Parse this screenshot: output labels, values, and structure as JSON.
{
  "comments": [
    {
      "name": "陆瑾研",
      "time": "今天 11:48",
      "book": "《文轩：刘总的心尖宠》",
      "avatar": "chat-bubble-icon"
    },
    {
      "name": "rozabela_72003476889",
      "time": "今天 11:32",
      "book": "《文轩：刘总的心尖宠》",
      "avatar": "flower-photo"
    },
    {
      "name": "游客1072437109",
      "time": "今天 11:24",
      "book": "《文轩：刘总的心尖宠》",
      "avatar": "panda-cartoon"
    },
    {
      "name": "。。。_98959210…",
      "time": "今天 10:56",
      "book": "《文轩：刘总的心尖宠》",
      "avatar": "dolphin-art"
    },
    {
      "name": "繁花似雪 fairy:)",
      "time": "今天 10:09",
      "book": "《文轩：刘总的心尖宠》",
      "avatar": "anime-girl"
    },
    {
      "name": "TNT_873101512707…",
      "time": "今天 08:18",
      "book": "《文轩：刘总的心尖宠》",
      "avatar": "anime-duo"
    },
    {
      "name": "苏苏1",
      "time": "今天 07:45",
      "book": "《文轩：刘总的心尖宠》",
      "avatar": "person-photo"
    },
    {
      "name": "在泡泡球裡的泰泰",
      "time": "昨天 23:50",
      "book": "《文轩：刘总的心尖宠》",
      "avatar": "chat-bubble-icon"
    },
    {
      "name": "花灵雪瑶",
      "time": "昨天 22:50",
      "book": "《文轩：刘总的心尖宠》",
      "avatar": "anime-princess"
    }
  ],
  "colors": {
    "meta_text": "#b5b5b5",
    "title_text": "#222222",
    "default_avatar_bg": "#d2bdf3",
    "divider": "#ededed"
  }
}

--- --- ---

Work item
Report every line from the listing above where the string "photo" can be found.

Response box
      "avatar": "flower-photo"
      "avatar": "person-photo"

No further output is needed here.